Carlsen: Playtesting, lots of it. My goal with COCOON was to turn this complex idea of manipulating a hierarchy of worlds within worlds into something very accessible. It somehow felt natural to me, that the more complex the thing I am making is, the more simple and accessible it also needs to be so as not to alienate players. The one button control scheme is spawned from this line of thinking, as well as the very gentle increase in difficulty over the course of the game. I teach everything to the player with careful level design, but I don’t teach anything too explicitly—I rather try to design rooms that are as accessible as possible for the player to reach the correct conclusions on their own.
At some point during development I made a ”mental staircase” for the more mind bending puzzles that requires the player to utilize the hierarchy of worlds within worlds—and then I analyzed each step up: is this the most gentle I can be, or should I move this puzzle further up the staircase? I try to establish and maintain player trust, so that eventually when the game is firing on all cylinders, the player is both fully invested but also expects all puzzle solutions to be logical and fair.

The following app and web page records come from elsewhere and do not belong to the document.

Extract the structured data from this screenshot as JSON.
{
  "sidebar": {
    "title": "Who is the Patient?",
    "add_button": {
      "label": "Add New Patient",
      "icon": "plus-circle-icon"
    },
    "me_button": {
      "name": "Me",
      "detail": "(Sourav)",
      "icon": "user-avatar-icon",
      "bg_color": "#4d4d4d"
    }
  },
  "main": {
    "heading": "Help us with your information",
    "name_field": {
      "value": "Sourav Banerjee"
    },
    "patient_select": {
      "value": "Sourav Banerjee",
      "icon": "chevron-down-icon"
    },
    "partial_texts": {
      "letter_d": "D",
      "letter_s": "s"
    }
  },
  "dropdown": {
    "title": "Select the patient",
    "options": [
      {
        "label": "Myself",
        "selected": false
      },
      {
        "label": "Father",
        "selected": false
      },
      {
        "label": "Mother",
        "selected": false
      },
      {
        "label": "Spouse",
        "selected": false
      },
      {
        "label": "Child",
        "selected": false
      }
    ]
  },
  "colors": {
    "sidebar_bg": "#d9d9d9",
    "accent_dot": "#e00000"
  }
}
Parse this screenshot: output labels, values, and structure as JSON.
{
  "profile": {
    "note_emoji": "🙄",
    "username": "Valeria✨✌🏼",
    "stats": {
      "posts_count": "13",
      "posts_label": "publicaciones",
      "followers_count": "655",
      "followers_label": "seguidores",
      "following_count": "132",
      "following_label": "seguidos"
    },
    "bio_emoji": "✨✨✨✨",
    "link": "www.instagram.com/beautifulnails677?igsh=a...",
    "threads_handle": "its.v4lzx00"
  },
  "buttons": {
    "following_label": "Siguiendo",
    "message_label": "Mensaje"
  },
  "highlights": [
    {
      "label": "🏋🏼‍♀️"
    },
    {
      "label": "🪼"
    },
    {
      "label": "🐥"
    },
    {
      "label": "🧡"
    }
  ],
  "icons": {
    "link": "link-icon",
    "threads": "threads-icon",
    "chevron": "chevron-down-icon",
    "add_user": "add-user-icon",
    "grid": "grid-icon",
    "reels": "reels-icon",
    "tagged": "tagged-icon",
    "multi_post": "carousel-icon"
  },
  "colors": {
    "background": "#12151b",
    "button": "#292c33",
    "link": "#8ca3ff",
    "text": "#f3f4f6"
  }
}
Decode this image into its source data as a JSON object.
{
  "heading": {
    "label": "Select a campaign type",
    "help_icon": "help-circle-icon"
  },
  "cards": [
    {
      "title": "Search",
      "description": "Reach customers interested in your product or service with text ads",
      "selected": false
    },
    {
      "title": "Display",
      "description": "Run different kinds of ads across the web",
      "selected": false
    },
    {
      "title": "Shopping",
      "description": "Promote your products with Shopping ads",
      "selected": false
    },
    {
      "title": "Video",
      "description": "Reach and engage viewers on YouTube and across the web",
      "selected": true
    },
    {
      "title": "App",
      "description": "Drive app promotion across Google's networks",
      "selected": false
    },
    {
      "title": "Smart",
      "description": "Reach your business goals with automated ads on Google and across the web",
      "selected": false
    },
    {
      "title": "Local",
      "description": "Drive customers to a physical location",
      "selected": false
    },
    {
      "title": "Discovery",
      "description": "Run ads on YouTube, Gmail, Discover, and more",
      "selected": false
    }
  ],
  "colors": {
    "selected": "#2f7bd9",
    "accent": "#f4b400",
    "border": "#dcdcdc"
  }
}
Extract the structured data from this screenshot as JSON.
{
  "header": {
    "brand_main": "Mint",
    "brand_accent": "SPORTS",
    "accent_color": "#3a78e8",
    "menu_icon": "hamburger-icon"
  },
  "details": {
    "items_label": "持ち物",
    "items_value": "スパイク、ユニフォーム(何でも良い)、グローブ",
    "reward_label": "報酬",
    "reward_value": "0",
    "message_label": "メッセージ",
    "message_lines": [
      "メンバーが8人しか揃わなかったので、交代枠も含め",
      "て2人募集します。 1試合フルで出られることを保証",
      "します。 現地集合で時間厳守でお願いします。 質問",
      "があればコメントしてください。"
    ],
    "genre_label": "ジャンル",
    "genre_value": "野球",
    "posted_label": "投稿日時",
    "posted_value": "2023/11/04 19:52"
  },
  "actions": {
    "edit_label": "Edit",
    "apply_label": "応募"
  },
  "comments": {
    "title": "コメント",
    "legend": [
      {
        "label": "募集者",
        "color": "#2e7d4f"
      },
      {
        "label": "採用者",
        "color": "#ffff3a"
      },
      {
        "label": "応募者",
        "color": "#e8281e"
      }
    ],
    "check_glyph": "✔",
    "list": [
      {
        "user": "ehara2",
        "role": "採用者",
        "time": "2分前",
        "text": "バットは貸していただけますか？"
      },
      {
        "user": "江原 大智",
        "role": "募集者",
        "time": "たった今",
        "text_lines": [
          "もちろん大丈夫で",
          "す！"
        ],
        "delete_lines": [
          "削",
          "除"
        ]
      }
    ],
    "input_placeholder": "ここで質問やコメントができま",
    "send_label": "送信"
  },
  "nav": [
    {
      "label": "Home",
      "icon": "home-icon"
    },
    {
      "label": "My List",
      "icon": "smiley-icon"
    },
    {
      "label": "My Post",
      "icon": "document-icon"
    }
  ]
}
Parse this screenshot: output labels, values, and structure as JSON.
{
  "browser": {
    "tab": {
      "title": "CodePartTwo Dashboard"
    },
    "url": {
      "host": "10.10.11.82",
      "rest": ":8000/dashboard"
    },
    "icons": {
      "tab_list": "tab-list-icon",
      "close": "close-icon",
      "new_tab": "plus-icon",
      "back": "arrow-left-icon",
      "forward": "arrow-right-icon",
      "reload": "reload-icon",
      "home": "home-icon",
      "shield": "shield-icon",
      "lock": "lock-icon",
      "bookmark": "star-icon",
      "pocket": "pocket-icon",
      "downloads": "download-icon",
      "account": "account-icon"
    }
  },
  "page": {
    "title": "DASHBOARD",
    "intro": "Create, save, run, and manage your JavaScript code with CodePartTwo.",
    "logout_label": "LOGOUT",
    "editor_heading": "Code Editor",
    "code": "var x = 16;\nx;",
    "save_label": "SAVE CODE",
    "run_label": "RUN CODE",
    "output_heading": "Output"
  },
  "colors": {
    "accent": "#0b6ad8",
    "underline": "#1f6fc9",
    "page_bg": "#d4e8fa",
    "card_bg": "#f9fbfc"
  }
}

"Each wrong attempt at solving a puzzle needs to very clearly give the feedback that the solution did not work, that it never will work (with repeated attempts), and why it won’t work."
Cocoon feels so...precise. Exacting. You get the sense the game has tons of puzzles and ideas that were thrown out over the course of development, to arrive at the final product, however painfully. Is any of that accurate?
Carlsen: Not exactly. I mean, you always experiment a lot and have to throw out all the early ideas that do not “click” or make the cut, but with COCOON I think it has been more like a constant iteration and improvement of “a whole game”. The worlds and puzzles are very delicately interconnected, and the teaching of rules and mechanics is very gradual, so it eventually felt like I had built a “house of cards” of logic puzzles where removing a card would make the entire thing crumble.
We did cut one large area which was particularly painful since we had gotten pretty far with it. The main reason for this cut was that pacing started to drag from staying in the same world for too long. But furthermore it was cut simply because I observed that we could cut it - the house of cards did not fall when removing it, which makes me ask: why is it then here to begin with?
Finally, what's your favorite puzzle game, and what makes it so special to you?
Carlsen: My favorite game of all time is The Legend of Zelda: Ocarina of Time, which I consider an adventure game but also a puzzle game. It completely changed my gaming preferences and introduced me to everything Nintendo. Even though the game does feel very dated today, I still admire a lot of the game design. A small example I love is how when you enter the first boss arena, nothing really happens, but you notice some small movement at the ceiling. When you then look up with the camera, it quickly zooms in to reveal the eye of a boss and the boss intro cutscene begins. Small details like this feel rather sophisticated even when examined today.
OK, actual final question. You spell Cocoon as COCOON. It's clearly intentional. Does the uppercase mean anything personally, or is it just a style choice?
Carlsen: It makes the C’s and O’s look more like orbs. 5 worlds in the game, 5 orbs in the title/logo ;)